My usual home router is an ASUS RT-AC66R. This is a top rated dual channel AC1750 router. That means it doesn’t have the second 5G channel sported by the AC5400. It’s not as fast either as the signal strength in inSSIDer is only 1300 and the signal maxes out at -50DB. However, it gives me 90% of the performance of the AC5400. It will stream 4K video with only a minor increase in buffering and of course it handles all Internet and network streaming perfectly. The 2.4G band is even better than on the AC5400.
Look, I'm not slamming this router. It's a darn good router. I'm afraid I'm a victim of my own expectations and it's just not that much better then my current router to justify the sky high price. That's personal and so I'm only taking off one star for my dashed expectations. It does just what it promises and if you need it then it's a good choice.
Other Thoughts: Bottom line, this is a top notch router that really offers me nothing much above my home router. I don’t need the second 5G network and I don’t as a habit stream 4K video. It’s impressive to look at and gives you great bragging rights.

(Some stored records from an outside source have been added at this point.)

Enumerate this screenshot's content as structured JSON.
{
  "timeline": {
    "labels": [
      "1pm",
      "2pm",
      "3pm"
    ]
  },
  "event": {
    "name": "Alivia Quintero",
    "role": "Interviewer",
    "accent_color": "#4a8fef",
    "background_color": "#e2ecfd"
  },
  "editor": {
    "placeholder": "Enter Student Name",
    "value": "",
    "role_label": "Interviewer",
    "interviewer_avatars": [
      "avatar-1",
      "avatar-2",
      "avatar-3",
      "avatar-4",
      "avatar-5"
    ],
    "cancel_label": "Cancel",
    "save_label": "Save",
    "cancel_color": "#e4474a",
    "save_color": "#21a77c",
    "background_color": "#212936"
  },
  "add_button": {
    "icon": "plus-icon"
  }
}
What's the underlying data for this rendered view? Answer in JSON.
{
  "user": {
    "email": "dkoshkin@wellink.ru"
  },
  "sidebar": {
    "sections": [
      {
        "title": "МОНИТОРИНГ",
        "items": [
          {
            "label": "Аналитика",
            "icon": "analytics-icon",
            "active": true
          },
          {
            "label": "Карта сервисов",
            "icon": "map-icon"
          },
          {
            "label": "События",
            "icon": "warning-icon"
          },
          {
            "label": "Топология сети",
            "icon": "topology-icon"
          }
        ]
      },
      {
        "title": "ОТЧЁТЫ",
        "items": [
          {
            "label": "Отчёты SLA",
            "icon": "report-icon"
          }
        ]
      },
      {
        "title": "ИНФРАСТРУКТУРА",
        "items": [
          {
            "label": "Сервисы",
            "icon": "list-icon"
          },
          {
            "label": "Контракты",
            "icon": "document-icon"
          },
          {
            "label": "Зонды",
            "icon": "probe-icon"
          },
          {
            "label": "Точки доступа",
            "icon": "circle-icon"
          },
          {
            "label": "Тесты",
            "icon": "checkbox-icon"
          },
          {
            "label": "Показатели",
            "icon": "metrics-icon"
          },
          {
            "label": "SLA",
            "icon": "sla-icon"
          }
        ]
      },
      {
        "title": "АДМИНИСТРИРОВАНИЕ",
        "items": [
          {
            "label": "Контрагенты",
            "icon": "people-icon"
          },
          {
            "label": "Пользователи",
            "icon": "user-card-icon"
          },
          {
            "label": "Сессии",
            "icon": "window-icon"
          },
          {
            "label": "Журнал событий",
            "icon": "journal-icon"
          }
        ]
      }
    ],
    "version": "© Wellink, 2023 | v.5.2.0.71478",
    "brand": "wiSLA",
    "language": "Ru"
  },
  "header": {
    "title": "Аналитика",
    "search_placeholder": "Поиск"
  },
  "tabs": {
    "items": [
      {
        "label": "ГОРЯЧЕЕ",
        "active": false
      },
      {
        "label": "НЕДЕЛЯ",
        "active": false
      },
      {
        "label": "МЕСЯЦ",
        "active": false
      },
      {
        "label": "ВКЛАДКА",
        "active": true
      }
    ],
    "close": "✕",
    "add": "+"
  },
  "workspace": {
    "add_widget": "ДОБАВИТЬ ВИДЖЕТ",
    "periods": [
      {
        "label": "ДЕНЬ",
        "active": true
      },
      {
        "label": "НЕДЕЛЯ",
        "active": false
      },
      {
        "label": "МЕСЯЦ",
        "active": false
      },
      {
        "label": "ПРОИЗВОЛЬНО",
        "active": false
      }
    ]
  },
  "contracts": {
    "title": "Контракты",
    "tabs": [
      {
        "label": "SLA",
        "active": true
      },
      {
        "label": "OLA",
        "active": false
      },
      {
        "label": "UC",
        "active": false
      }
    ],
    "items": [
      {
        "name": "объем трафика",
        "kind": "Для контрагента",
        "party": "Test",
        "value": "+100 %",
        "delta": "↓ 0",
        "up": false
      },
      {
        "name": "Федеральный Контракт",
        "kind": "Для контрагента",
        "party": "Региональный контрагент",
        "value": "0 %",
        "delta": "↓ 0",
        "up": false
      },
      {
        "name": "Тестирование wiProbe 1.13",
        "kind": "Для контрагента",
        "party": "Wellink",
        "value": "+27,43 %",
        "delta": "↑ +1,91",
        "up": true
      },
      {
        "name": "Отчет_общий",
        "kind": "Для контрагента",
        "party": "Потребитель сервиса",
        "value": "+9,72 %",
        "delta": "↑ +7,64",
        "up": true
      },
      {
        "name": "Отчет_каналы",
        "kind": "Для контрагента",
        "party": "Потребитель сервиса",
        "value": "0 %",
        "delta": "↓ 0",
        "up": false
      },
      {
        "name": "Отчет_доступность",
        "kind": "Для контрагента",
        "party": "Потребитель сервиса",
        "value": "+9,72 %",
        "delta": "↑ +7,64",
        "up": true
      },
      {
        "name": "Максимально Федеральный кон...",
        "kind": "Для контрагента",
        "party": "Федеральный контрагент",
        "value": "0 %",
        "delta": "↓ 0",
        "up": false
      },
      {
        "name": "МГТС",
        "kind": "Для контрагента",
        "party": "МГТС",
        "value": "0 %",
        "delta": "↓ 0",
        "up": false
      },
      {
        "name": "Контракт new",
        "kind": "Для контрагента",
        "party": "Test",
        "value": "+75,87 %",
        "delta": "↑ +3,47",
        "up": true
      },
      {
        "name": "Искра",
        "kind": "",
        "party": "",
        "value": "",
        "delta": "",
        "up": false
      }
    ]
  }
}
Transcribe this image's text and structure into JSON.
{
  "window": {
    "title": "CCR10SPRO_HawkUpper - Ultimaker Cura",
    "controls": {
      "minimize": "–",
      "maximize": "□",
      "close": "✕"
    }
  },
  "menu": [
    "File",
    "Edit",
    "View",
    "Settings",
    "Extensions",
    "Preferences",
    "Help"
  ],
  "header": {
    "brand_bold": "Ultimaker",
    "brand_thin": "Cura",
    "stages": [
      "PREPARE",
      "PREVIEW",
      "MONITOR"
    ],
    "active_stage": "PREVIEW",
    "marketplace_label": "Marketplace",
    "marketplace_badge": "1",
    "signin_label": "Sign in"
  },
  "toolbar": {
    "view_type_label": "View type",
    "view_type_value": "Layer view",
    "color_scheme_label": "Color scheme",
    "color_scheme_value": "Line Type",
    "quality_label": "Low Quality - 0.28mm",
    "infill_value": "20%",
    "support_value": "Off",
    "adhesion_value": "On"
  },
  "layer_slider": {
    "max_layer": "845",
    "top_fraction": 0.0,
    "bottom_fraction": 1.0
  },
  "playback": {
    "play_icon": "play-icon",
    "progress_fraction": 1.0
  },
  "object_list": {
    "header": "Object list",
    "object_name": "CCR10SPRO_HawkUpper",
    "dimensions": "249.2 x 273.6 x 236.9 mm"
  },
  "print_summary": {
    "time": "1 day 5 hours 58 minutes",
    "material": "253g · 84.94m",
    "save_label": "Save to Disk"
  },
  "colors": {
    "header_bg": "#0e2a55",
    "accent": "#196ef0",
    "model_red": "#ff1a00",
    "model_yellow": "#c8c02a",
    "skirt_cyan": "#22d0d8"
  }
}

Show your techie buddies the AC5400 and you’ll get a lot of oohs and aahs and inappropriate fondling of the antennas. This is a personal thing however and I’m the first to admit the AC5400 is a nice piece of tech. It’s too expensive for me but if you do have a pressing need for that second 5G network or you want to chase Pokémon down the street using your wireless network then it would seem to be a decent purchase. However, be aware that the new network standard 802.11 ad is on the horizon with a big increase in wireless speed. This is seen in the TP-Link Talon AD7200. It might be best to wait and spend your money on a router that’s slightly more future-proof.READ FULL REVIEW
Pros: I put this in an X99 i7 5820 system where I had been running SLI'd 970 Gtx cards. I'm pushing a 4K monitor and this single card is faster then the two 970s in SLI. So far just using FRAPS to check framerates and I've only run GTA 5 and Far Cry 4 but both give me near 60 FPS at Ultra settings.
Cons: Expensive. You can buy cheaper 1070 cards but I've been using ASUS for as long as I can remember. Also it's a huge card. Check the specs closely to make sure it will fit in your system.
Other Thoughts: This sucker is big. Don't even look at it in small systems. The lights are bright and gaudy but I'm going to install the software to control them and tone them down a bit. Bottom line, this is probably the minimum video card horsepower you need to run a 4K monitor at close to Ultra settings. By the same token it's way overkill if you're gaming at anything less the 2K.READ FULL REVIEW
Pros: A high quality PWM fan that's quiet except at its highest speed. I'm using 2 of these as intake fans on a Corsair 250D case where I lost the 140mm intake fan due to using a water cooler. They are basically unobtrusive and move a decent amount of air without making a racket. Plus each one included a six in 4 pin PWM splitter cable that's easily worth half the asking price. These are braided and don't seem cheap. That makes this fan a good buy in my book.
Cons: None really except the price but that's mitigated by the included splitter cable.
Other Thoughts: I haven't dealt with an 80mm fan in years but found I needed 2 for a Corsair 250D case.READ FULL REVIEW